Yoka Verdoner, a child survivor of the Holocaust, wrote in The Guardian on Monday that President Trump’s policy of separating children from their families at the border is just “as evil and criminal” as what happened to her after the Nazis occupied her home country of the Netherlands in 1942, making her “gnash my teeth with sadness and rage.”
“I know what they are going through. When we were children, my two siblings and I were also taken from our parents,” Verdoner wrote. “And the problems we’ve experienced since then portend the terrible things that many of these children are bound to suffer.”
Verdoner said her family separation had incredibly harmful effects on both her and her siblings, including “lifelong, profound depression.”
“My younger sister was separated from our parents at five,” Verdoner wrote. “She had no understanding of what was going on and why she suddenly had to live with a strange set of adults. She suffered thereafter from lifelong, profound depression.”

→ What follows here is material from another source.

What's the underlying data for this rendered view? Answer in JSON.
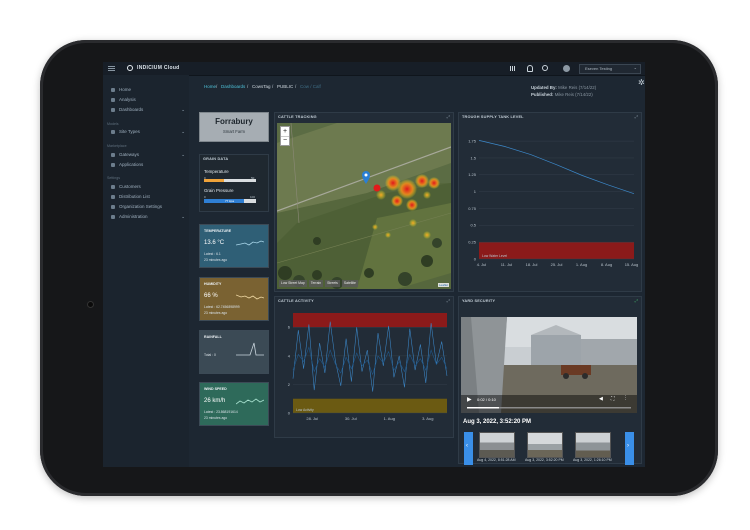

“In later life, I was never able to really settle down. I lived in different countries and was successful in work, but never able to form lasting relationships with partners. I never married. I almost forgot to mention my own anxiety and depression, and my many years in psychotherapy.”

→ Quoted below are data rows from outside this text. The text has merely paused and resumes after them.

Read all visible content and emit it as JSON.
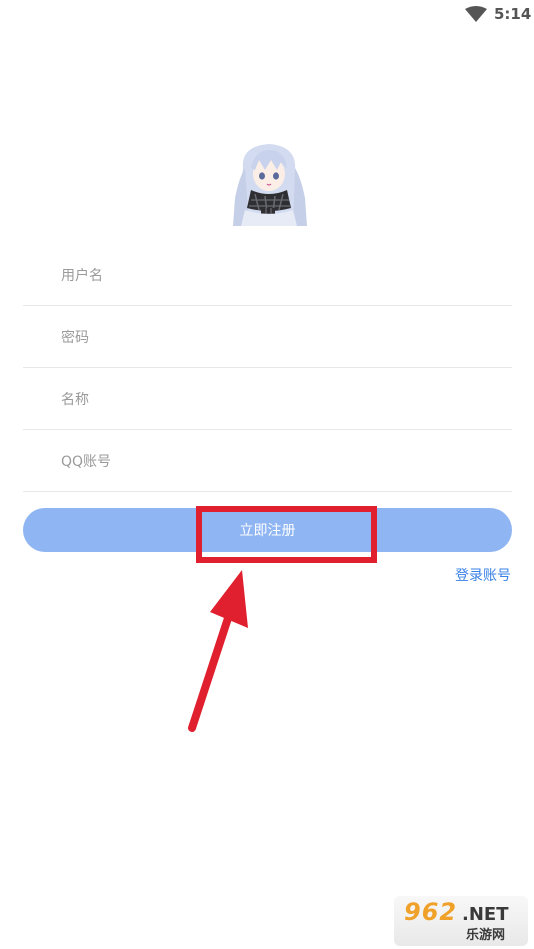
{
  "status_bar": {
    "time": "5:14",
    "wifi_icon": "wifi-icon"
  },
  "avatar": {
    "icon": "anime-girl-avatar"
  },
  "form": {
    "username_placeholder": "用户名",
    "password_placeholder": "密码",
    "nickname_placeholder": "名称",
    "qq_placeholder": "QQ账号"
  },
  "register_button_label": "立即注册",
  "login_link_label": "登录账号",
  "watermark": {
    "number": "962",
    "net": ".NET",
    "cn": "乐游网"
  },
  "colors": {
    "button": "#8fb5f3",
    "link": "#3b82e6",
    "highlight": "#e0202e",
    "divider": "#e8e8e8"
  }
}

The Hill added:
Verdoner concluded her essay by writing that what is happening in the U.S. is just as “evil and criminal” as what happened to her in Nazi Europe, and that it needs to end immediately.

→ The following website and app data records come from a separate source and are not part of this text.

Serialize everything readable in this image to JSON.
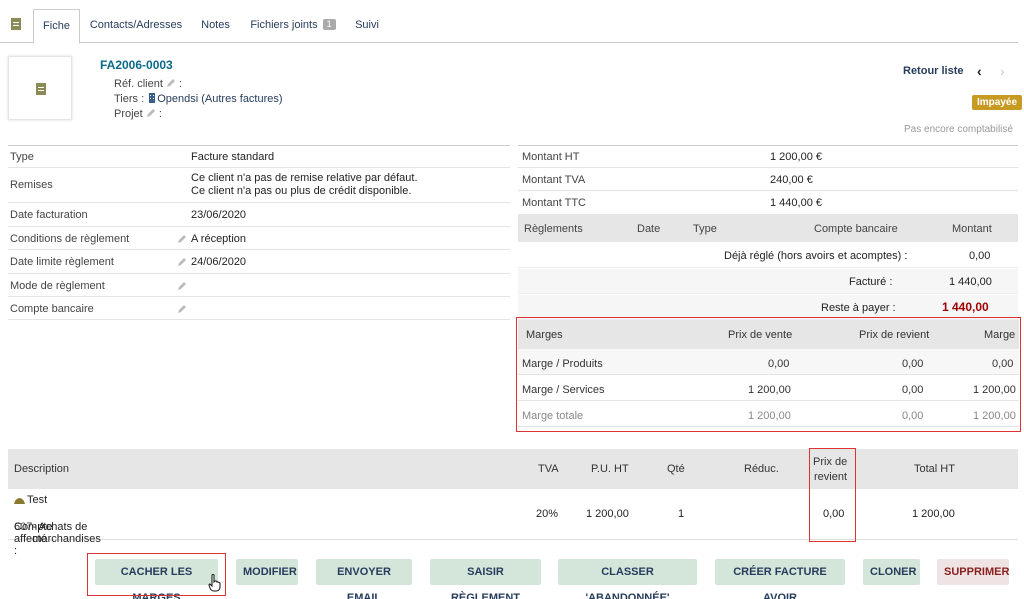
{
  "tabs": [
    {
      "label": "Fiche",
      "active": true
    },
    {
      "label": "Contacts/Adresses"
    },
    {
      "label": "Notes"
    },
    {
      "label": "Fichiers joints",
      "badge": "1"
    },
    {
      "label": "Suivi"
    }
  ],
  "header": {
    "ref": "FA2006-0003",
    "ref_client_label": "Réf. client",
    "tiers_label": "Tiers :",
    "tiers_value": "Opendsi (Autres factures)",
    "projet_label": "Projet",
    "retour": "Retour liste",
    "status": "Impayée",
    "compta": "Pas encore comptabilisé"
  },
  "info": {
    "type_label": "Type",
    "type_value": "Facture standard",
    "remises_label": "Remises",
    "remises_line1": "Ce client n'a pas de remise relative par défaut.",
    "remises_line2": "Ce client n'a pas ou plus de crédit disponible.",
    "date_label": "Date facturation",
    "date_value": "23/06/2020",
    "cond_label": "Conditions de règlement",
    "cond_value": "A réception",
    "limite_label": "Date limite règlement",
    "limite_value": "24/06/2020",
    "mode_label": "Mode de règlement",
    "compte_label": "Compte bancaire"
  },
  "amounts": {
    "ht_label": "Montant HT",
    "ht_value": "1 200,00 €",
    "tva_label": "Montant TVA",
    "tva_value": "240,00 €",
    "ttc_label": "Montant TTC",
    "ttc_value": "1 440,00 €"
  },
  "payments": {
    "headers": {
      "reglements": "Règlements",
      "date": "Date",
      "type": "Type",
      "compte": "Compte bancaire",
      "montant": "Montant"
    },
    "deja_label": "Déjà réglé (hors avoirs et acomptes) :",
    "deja_value": "0,00",
    "facture_label": "Facturé :",
    "facture_value": "1 440,00",
    "reste_label": "Reste à payer :",
    "reste_value": "1 440,00"
  },
  "margins": {
    "headers": {
      "marges": "Marges",
      "vente": "Prix de vente",
      "revient": "Prix de revient",
      "marge": "Marge"
    },
    "rows": [
      {
        "label": "Marge / Produits",
        "vente": "0,00",
        "revient": "0,00",
        "marge": "0,00"
      },
      {
        "label": "Marge / Services",
        "vente": "1 200,00",
        "revient": "0,00",
        "marge": "1 200,00"
      },
      {
        "label": "Marge totale",
        "vente": "1 200,00",
        "revient": "0,00",
        "marge": "1 200,00"
      }
    ]
  },
  "lines": {
    "headers": {
      "description": "Description",
      "tva": "TVA",
      "pu": "P.U. HT",
      "qte": "Qté",
      "reduc": "Réduc.",
      "prix_revient_1": "Prix de",
      "prix_revient_2": "revient",
      "total": "Total HT"
    },
    "row": {
      "desc": "Test",
      "compte_label": "Compte affecté :",
      "compte_num": "607",
      "compte_name": "- Achats de marchandises",
      "tva": "20%",
      "pu": "1 200,00",
      "qte": "1",
      "prix_revient": "0,00",
      "total": "1 200,00"
    }
  },
  "buttons": {
    "cacher": "CACHER LES MARGES",
    "modifier": "MODIFIER",
    "email": "ENVOYER EMAIL",
    "reglement": "SAISIR RÈGLEMENT",
    "abandonnee": "CLASSER 'ABANDONNÉE'",
    "avoir": "CRÉER FACTURE AVOIR",
    "cloner": "CLONER",
    "supprimer": "SUPPRIMER"
  },
  "colors": {
    "link": "#263c5c",
    "ref": "#0b6b8a",
    "status": "#c79a24",
    "due": "#a00000",
    "button": "#d4e6da",
    "highlight": "#dd3333"
  }
}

Verdoner’s comparison comes as many Democratic and Republican lawmakers voice outrage over Trump’s policy that separates families at the border. Democrats note that the president can end the policy on his own, but Trump has defended it, saying he doesn’t want the U.S. to turn into a migrant camp.